But we all need to remember that even economic regulators need to worry about more than just competition and prices. All of us who have worked in competition authorities love to show that competition lowers prices, as it so often does. But we also need to ensure that price-constrained entities do not increase their profits in other ways – in particular by sacrificing quality or service – or by risking their customers’ safety. We all focus on electricity prices, for instance. But let’s not forget that electricity suppliers are fiercely quality controlled in that they must supply alternating current with high reliability and fixed voltage etc..
So TfL have an important duty to worry about much more than Uber’s pricing. They have, quite properly not released the detailed decision letter that they will have sent to Uber. But they and we have seen the Met Police’s April 2017 letter to Uber. I also recommend this detailed analysis of TfL’s decision:
TfL themselves say that: “TfL has concluded that Uber London Limited is not fit and proper to hold a private hire operator licence.” This is because “TfL considers that Uber’s approach and conduct demonstrate a lack of corporate responsibility in relation to a number of issues which have potential public safety and security implications. These include:
- Its approach to reporting serious criminal offences.
- Its approach to how medical certificates are obtained.
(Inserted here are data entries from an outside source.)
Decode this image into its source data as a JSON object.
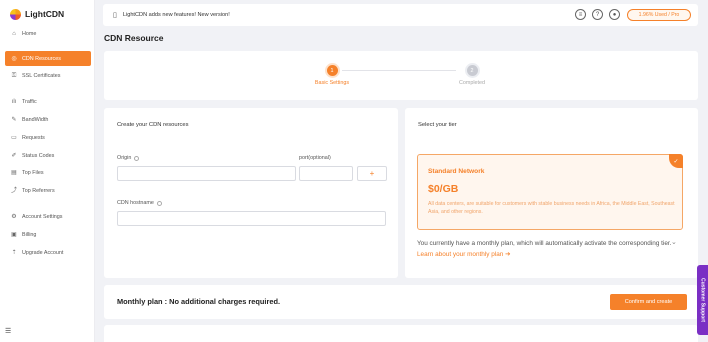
{
  "app": {
    "name": "LightCDN"
  },
  "sidebar": {
    "items": [
      {
        "label": "Home",
        "icon": "home-icon"
      },
      {
        "label": "CDN Resources",
        "icon": "globe-icon",
        "active": true
      },
      {
        "label": "SSL Certificates",
        "icon": "certificate-icon"
      },
      {
        "label": "Traffic",
        "icon": "bar-chart-icon"
      },
      {
        "label": "BandWidth",
        "icon": "bandwidth-icon"
      },
      {
        "label": "Requests",
        "icon": "requests-icon"
      },
      {
        "label": "Status Codes",
        "icon": "status-icon"
      },
      {
        "label": "Top Files",
        "icon": "file-icon"
      },
      {
        "label": "Top Referrers",
        "icon": "referrer-icon"
      },
      {
        "label": "Account Settings",
        "icon": "settings-icon"
      },
      {
        "label": "Billing",
        "icon": "billing-icon"
      },
      {
        "label": "Upgrade Account",
        "icon": "upgrade-icon"
      }
    ]
  },
  "topbar": {
    "announcement": "LightCDN adds new features! New version!",
    "usage": "1.96% Used / Pro"
  },
  "page": {
    "title": "CDN Resource"
  },
  "stepper": {
    "steps": [
      {
        "num": "1",
        "label": "Basic Settings"
      },
      {
        "num": "2",
        "label": "Completed"
      }
    ]
  },
  "form": {
    "heading": "Create your CDN resources",
    "origin_label": "Origin",
    "port_label": "port(optional)",
    "add_label": "+",
    "hostname_label": "CDN hostname"
  },
  "tier": {
    "heading": "Select your tier",
    "name": "Standard Network",
    "price": "$0/GB",
    "description": "All data centers, are suitable for customers with stable business needs in Africa, the Middle East, Southeast Asia, and other regions.",
    "note": "You currently have a monthly plan, which will automatically activate the corresponding tier.",
    "link": "Learn about your monthly plan",
    "check_mark": "✓"
  },
  "bottom": {
    "plan_text": "Monthly plan : No additional charges required.",
    "confirm_label": "Confirm and create"
  },
  "support": {
    "label": "Customer Support"
  },
  "colors": {
    "accent": "#f5812a",
    "support": "#7a2fc4"
  }
}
- Its approach to how Enhanced Disclosure and Barring Service (DBS) checks are obtained.
- Its approach to explaining the use of Greyball in London – software that could be used to block regulatory bodies from gaining full access to the app and prevent officials from undertaking regulatory or law enforcement duties.” (emphasis added)
Much criticism of TfL’s decision seems to assume that their safety and regulatory access issues are mere pretexts for closing down the service. This is a pretty serious charge and, if it is true, then this will become clear on appeal. But if TfL do indeed have genuine safety etc. concerns, then surely they are acting responsibly? Uber may not be as important a part of the London transport system as buses, tubes and trains, but none of us want our children or young friends – or indeed ourselves – to be using potentially unsafe transport. And it is surely much better for TfL to act now than after some dreadful incident?
Equally, good regulation requires early intervention when a problem is spotted. If weak warnings are issued, and a problem is allowed to continue, the company could later, with some justification, claim that the issue cannot be that serious or the regulator would have acted earlier.
Also, in this particular case, I rather agree with James O’Brien who tweeted “I think getting caught developing [Greyball] software specifically intended to obfuscate the work of regulators is also likely to backfire, you know”.
Mind you, the competition issues are interesting in one way. The (unlikely) disappearance of Uber from London’s streets has been treated as such a major calamity that it is all over the national news. Many London-based journalists – presumably frequent Uber customers – seem genuinely to believe that all Londoners should be concerned at this terrible threat to the city. I have my doubts, I must say, for London has one of the best public transport systems in the world. But if the commentators are correct then maybe Uber is getting close to becoming ‘too big to fail’? If this is so, then Uber surely has become just a bit too powerful. Regulators including TfL must then have the guts to stand up to Uber, and not exempt it from complying with standards that have to be met by all its competitors, however powerful Uber’s PR machine may be.
Editor Understanding Regulation